As for his interpretation of the Variations, one should preface any comment with a general one, where most of the recordings I have heard begin with an aria that is like the slow pouring of molasses. I suppose one finds this a good idea for interpretation, but then as each progresses, the tendency is to speed up until about Variation 28, with its twinkling trills, with a final rush in Variation 29 and a more folk-like tempo in the final Quodlibet. Of course, it ends usually with a da capo of the aria. Here, Archer seeks to find his own tempos for each variations, and given the ease with which the instrument sounds, this allows for each variation to be distinguishable.
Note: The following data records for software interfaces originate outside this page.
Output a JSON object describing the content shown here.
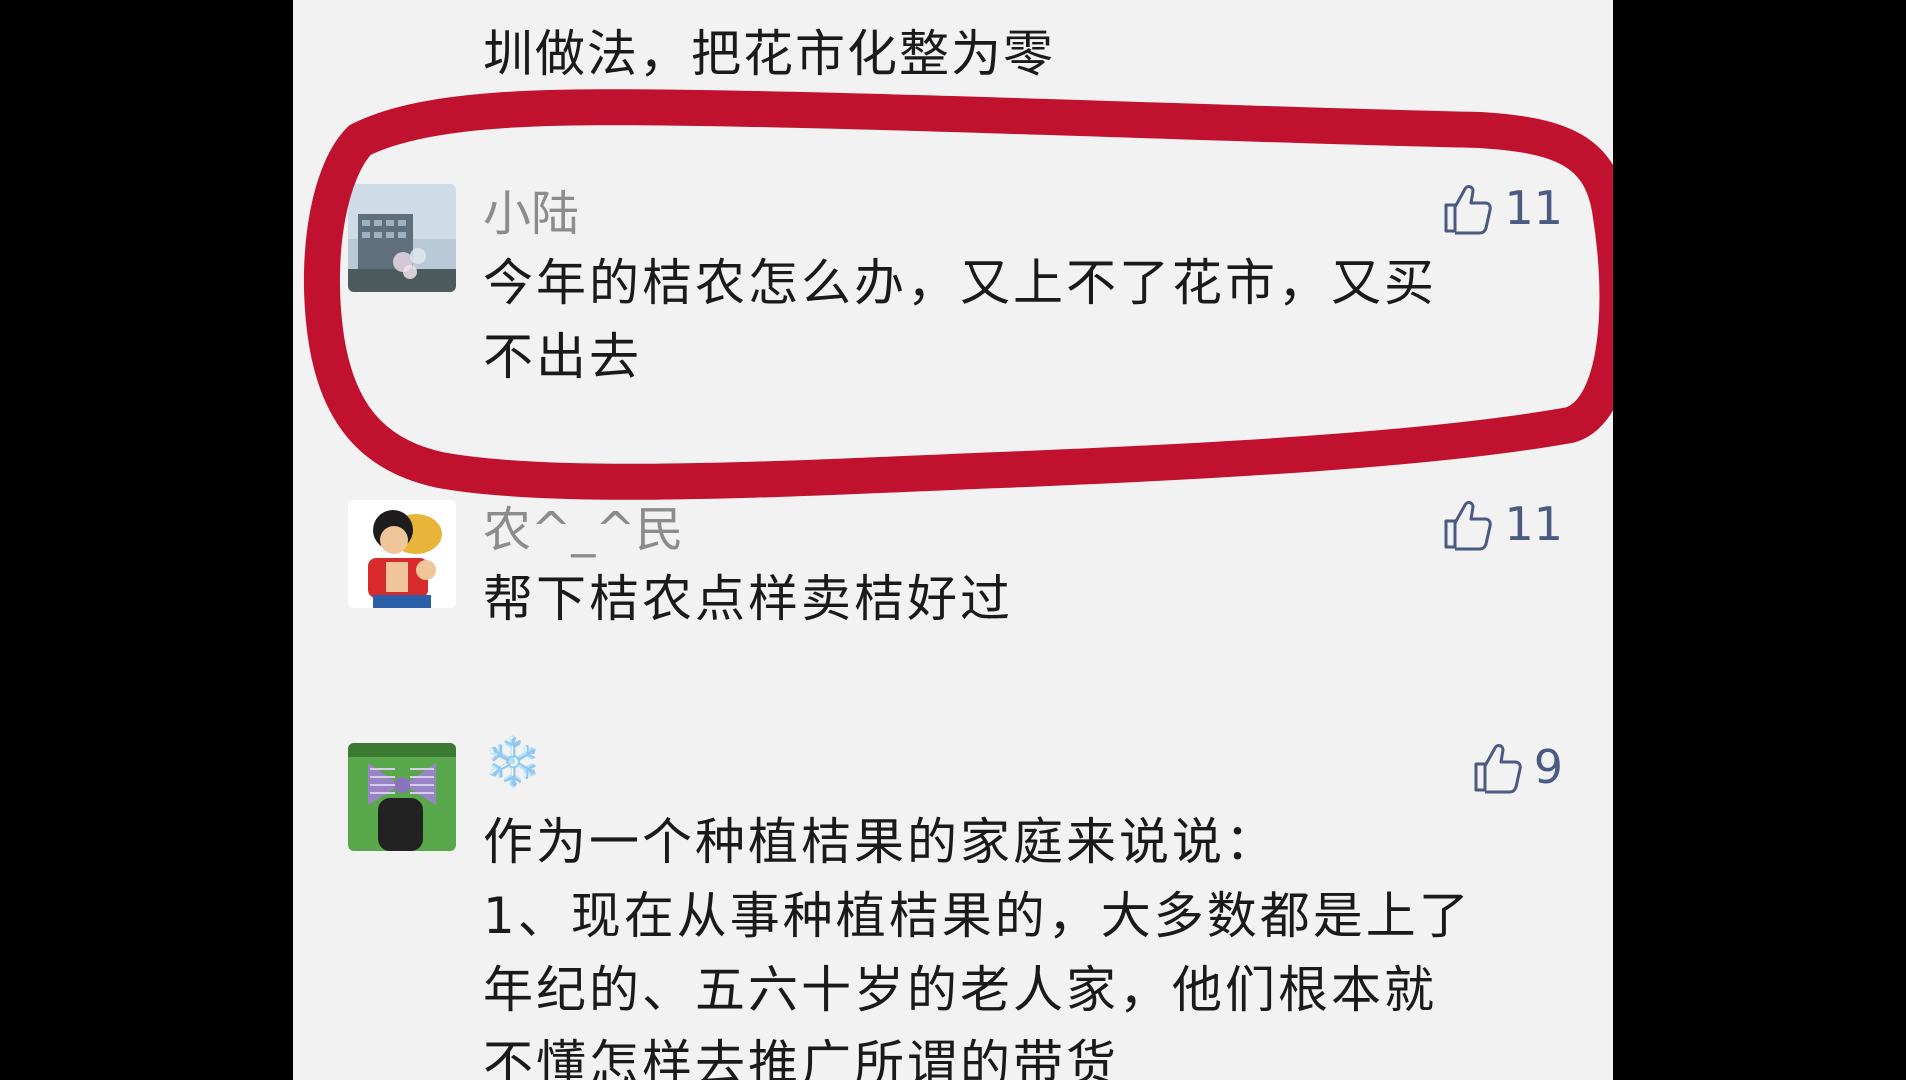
{
  "feed": {
    "prev_comment_tail": "圳做法，把花市化整为零",
    "comments": [
      {
        "username": "小陆",
        "likes": "11",
        "text_lines": [
          "今年的桔农怎么办，又上不了花市，又买",
          "不出去"
        ],
        "avatar": "building-photo-avatar",
        "highlighted": true
      },
      {
        "username": "农^_^民",
        "likes": "11",
        "text_lines": [
          "帮下桔农点样卖桔好过"
        ],
        "avatar": "cartoon-character-avatar",
        "highlighted": false
      },
      {
        "username": "❄️",
        "likes": "9",
        "text_lines": [
          "作为一个种植桔果的家庭来说说：",
          "1、现在从事种植桔果的，大多数都是上了",
          "年纪的、五六十岁的老人家，他们根本就",
          "不懂怎样去推广所谓的带货"
        ],
        "avatar": "purple-bow-avatar",
        "highlighted": false
      }
    ]
  },
  "colors": {
    "panel_bg": "#f2f2f2",
    "highlight_ring": "#c0112f",
    "like_icon": "#4a5a80",
    "username": "#8c8c8c",
    "body_text": "#1a1a1a"
  },
  "icons": {
    "like": "thumbs-up-icon",
    "snowflake": "snowflake-emoji"
  }
}
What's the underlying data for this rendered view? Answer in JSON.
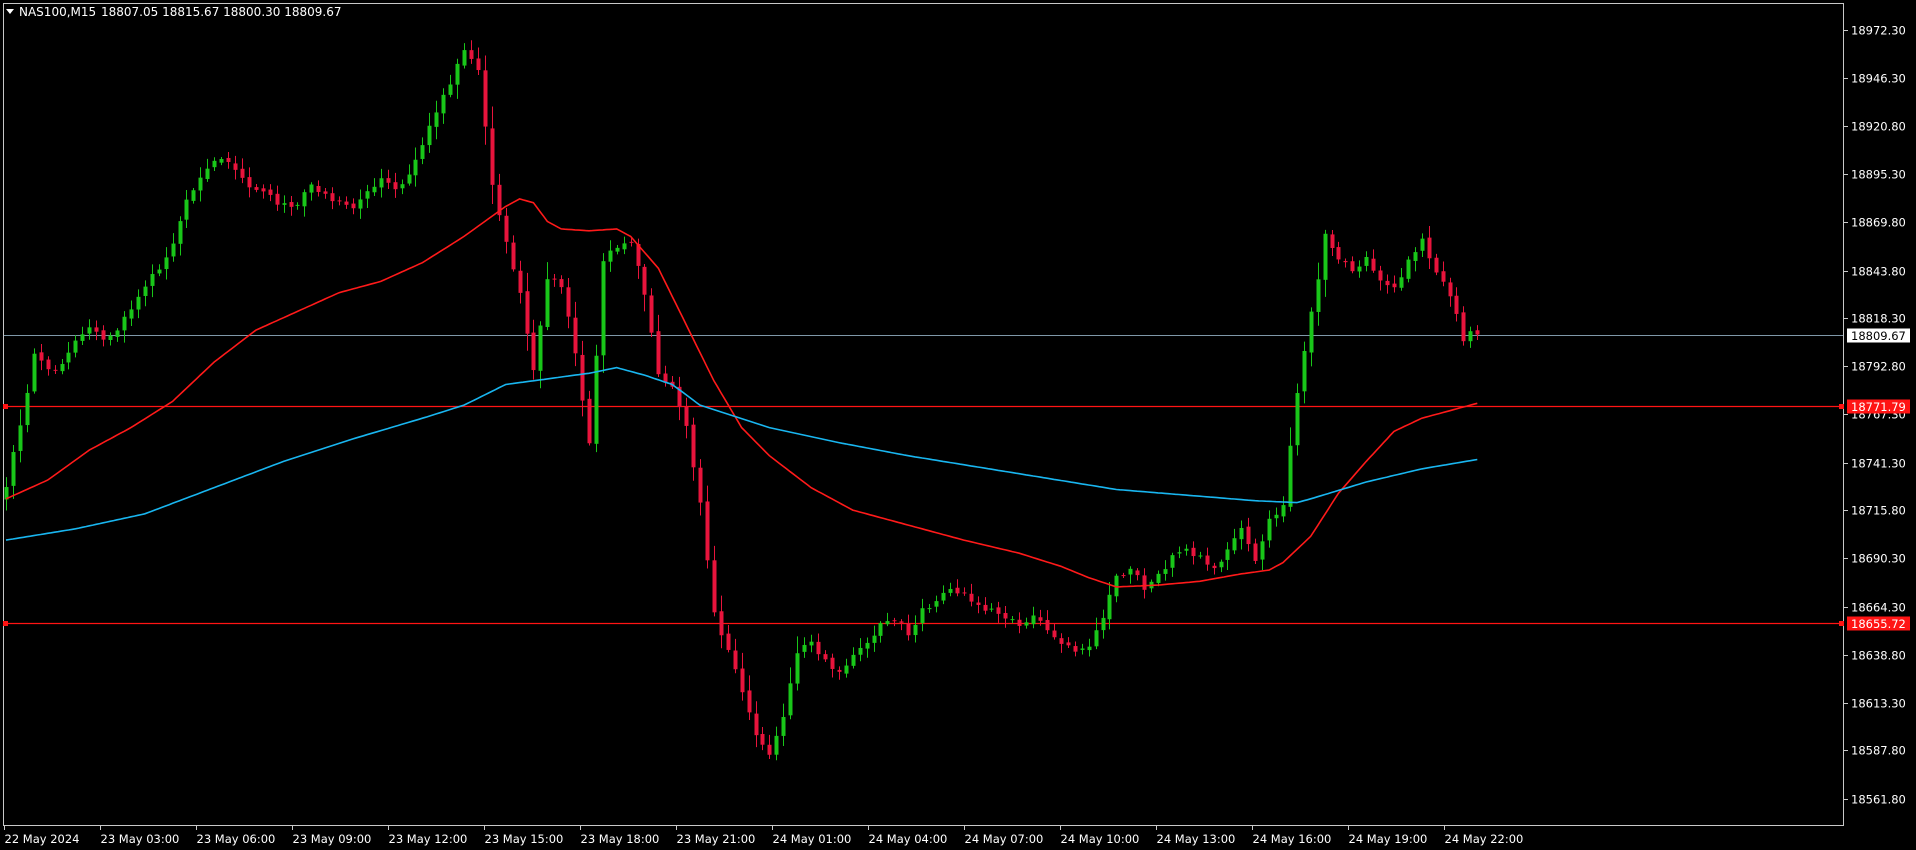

For example, the Variation 22 Alla breve is done with a regal and decisive tempo, while the Variation 15, the canon at the fifth, is deliberate and a bit mysterious. Variation 8 in the compound meter of a gigue is light and airy, in contrast again to many who seem to want to take it at a breakneck speed.
In short, Malcolm Archer has done some nice interpretive work on this iconic set. I find the disc interesting and well-performed. The tempos and registration seem to follow the contents of each variation, and the instrument is, as noted, nicely resonant. All this being said, I find it a solid, even quite interesting recording, but I would find it hard to go further to say that it is in the lead of a very full pack. If one wants a good, solid, and quite accessible recording of these variations, then you certainly should consider this one. If, however, one is looking (perhaps in vain) for a novel interpretation, this will remain just one of many similar ones. Your choice, save if you happen to collect Goldbergs, in which case this will be a fine addition to the collection.